Meanwhile, Elop said that Nokia has to battle on the feature-phone end of the spectrum. Nokia will renew its Series 40 platform, fill product gaps and largely compete on price.
The crunch on the high end and low end of the device market could be deadly for Nokia. On one hand, Elop said it will ramp-up Lumia advertising and new features with "a clear sense of urgency". On the other side of the equation, Elop noted that it will be aggressive on the low end of the market, while conserving cash.
Conserving cash may become a bigger concern. Nokia's cash position in the first quarter fell 24 per cent from a year ago, and sales in the first quarter were hammered across the board. This table highlights all you need to know about Nokia’s standing; it's Lumia or bust.
Analysts were mixed on the news. Among the positives:
Nokia is streamlining; Nokia has removed layers of sales manager and intends to improve customer focus. The catch? Colin Giles, executive vice president of sales, is stepping down, but Wedbush analyst Scott Sutherland says more execs need to go. However, Nokia wants new sales blood

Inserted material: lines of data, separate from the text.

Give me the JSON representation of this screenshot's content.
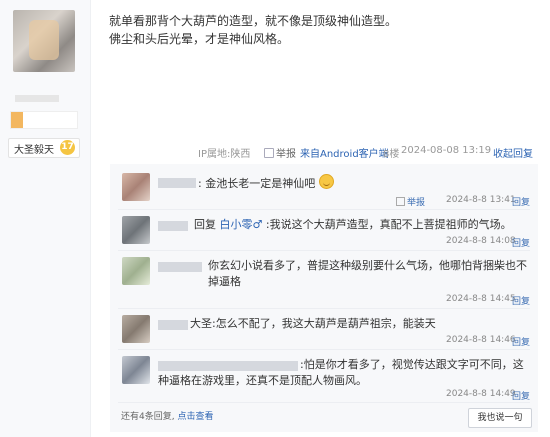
{
  "post": {
    "text_line1": "就单看那背个大葫芦的造型，就不像是顶级神仙造型。",
    "text_line2": "佛尘和头后光晕，才是神仙风格。",
    "rank": "大圣毅天",
    "level": "17",
    "ip_location": "IP属地:陕西",
    "report_label": "举报",
    "client": "来自Android客户端",
    "floor": "8楼",
    "timestamp": "2024-08-08 13:19",
    "collapse_label": "收起回复"
  },
  "comments": [
    {
      "text": ": 金池长老一定是神仙吧",
      "time": "2024-8-8 13:41",
      "report": "回复",
      "report_label": "举报",
      "has_emoji": true
    },
    {
      "reply_prefix": "回复",
      "reply_name": "白小零♂",
      "text": ":我说这个大葫芦造型，真配不上菩提祖师的气场。",
      "time": "2024-8-8 14:08",
      "report": "回复"
    },
    {
      "text": "你玄幻小说看多了，普提这种级别要什么气场，他哪怕背捆柴也不掉逼格",
      "time": "2024-8-8 14:45",
      "report": "回复"
    },
    {
      "text": "大圣:怎么不配了，我这大葫芦是葫芦祖宗，能装天",
      "time": "2024-8-8 14:46",
      "report": "回复"
    },
    {
      "text": ":怕是你才看多了，视觉传达跟文字可不同，这种逼格在游戏里，还真不是顶配人物画风。",
      "time": "2024-8-8 14:49",
      "report": "回复"
    }
  ],
  "footer": {
    "more_text": "还有4条回复,",
    "more_link": "点击查看",
    "say_button": "我也说一句"
  }
}
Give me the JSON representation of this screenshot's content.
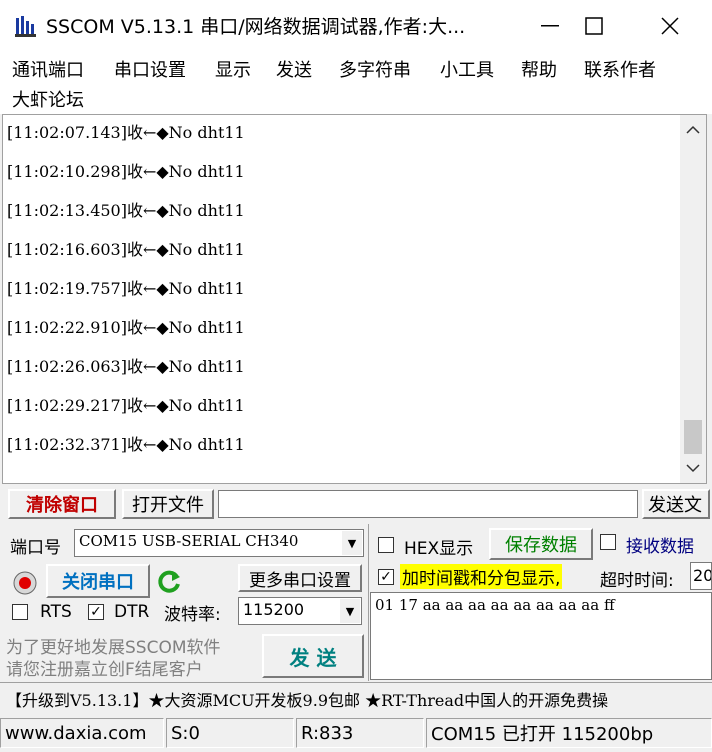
{
  "window": {
    "title": "SSCOM V5.13.1 串口/网络数据调试器,作者:大...",
    "minimize_icon": "minimize-icon",
    "maximize_icon": "maximize-icon",
    "close_icon": "close-icon"
  },
  "menu": {
    "items": [
      "通讯端口",
      "串口设置",
      "显示",
      "发送",
      "多字符串",
      "小工具",
      "帮助",
      "联系作者"
    ],
    "second_row": "大虾论坛"
  },
  "log": {
    "lines": [
      "[11:02:07.143]收←◆No dht11",
      "[11:02:10.298]收←◆No dht11",
      "[11:02:13.450]收←◆No dht11",
      "[11:02:16.603]收←◆No dht11",
      "[11:02:19.757]收←◆No dht11",
      "[11:02:22.910]收←◆No dht11",
      "[11:02:26.063]收←◆No dht11",
      "[11:02:29.217]收←◆No dht11",
      "[11:02:32.371]收←◆No dht11"
    ]
  },
  "toolbar": {
    "clear_window": "清除窗口",
    "open_file": "打开文件",
    "file_path_value": "",
    "send_file": "发送文"
  },
  "port": {
    "port_label": "端口号",
    "port_value": "COM15 USB-SERIAL CH340",
    "close_port": "关闭串口",
    "more_settings": "更多串口设置",
    "rts_label": "RTS",
    "rts_checked": false,
    "dtr_label": "DTR",
    "dtr_checked": true,
    "baud_label": "波特率:",
    "baud_value": "115200",
    "promo_line1": "为了更好地发展SSCOM软件",
    "promo_line2": "请您注册嘉立创F结尾客户",
    "send_button": "发  送"
  },
  "options": {
    "hex_display_label": "HEX显示",
    "hex_display_checked": false,
    "save_data": "保存数据",
    "receive_data_label": "接收数据",
    "receive_data_checked": false,
    "timestamp_label": "加时间戳和分包显示,",
    "timestamp_checked": true,
    "timeout_label": "超时时间:",
    "timeout_value": "20"
  },
  "send_area": {
    "content": "01 17 aa aa aa aa aa aa aa aa ff"
  },
  "banner": {
    "text": "【升级到V5.13.1】★大资源MCU开发板9.9包邮 ★RT-Thread中国人的开源免费操"
  },
  "status": {
    "website": "www.daxia.com",
    "sent": "S:0",
    "received": "R:833",
    "port_status": "COM15 已打开  115200bp"
  },
  "colors": {
    "clear_button_text": "#c00000",
    "close_port_text": "#0070c0",
    "save_button_text": "#008000",
    "send_button_text": "#008080",
    "timestamp_highlight": "#ffff00",
    "receive_label_text": "#000080",
    "refresh_icon": "#20a020"
  }
}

The Lumia launch went well in the US. Sure, Nokia said Lumia sales were mixed in the first quarter, but the US, an emerging market for Nokia, looks decent, said analysts
Nokia acknowledges its issues. The company said it will continue to cut costs, and has been transparent. Transparency, however, doesn't book revenue. Wall Street appears to appreciate the effort, at least.
Nokia doesn't have much of a lower-end phone plan. The company said it would reinvigorate its low-end phones, but it has to compete with an Android army. Feature phones are now touch, and blending into smartphones. Good luck, Nokia. Jefferies analyst Lee Simpson said in a research note:
The portfolio focus will likely be on series 40 (7 new Asha devices) in 2Q12. Here (lower price tiers), Nokia is subject to considerable pricing pressure from rivals with better or improving cost controls and full touch UI.
This means that Samsung, Huawei and ZTE are expected to eat Nokia's lunch
Windows Phone staying-power questions. Simpson said that potential Lumia 900 buyers may be turned off by upgrade capability — Microsoft Windows Phone 7.5 devices can't be upgraded, and that may spook customers. Meanwhile, there are Android and iPhone 5 roll-outs on deck
China is tough. A lot of Nokia's issues are in China. It's unclear whether Nokia can compete with home-grown handset makers on price.
Via ZDNet US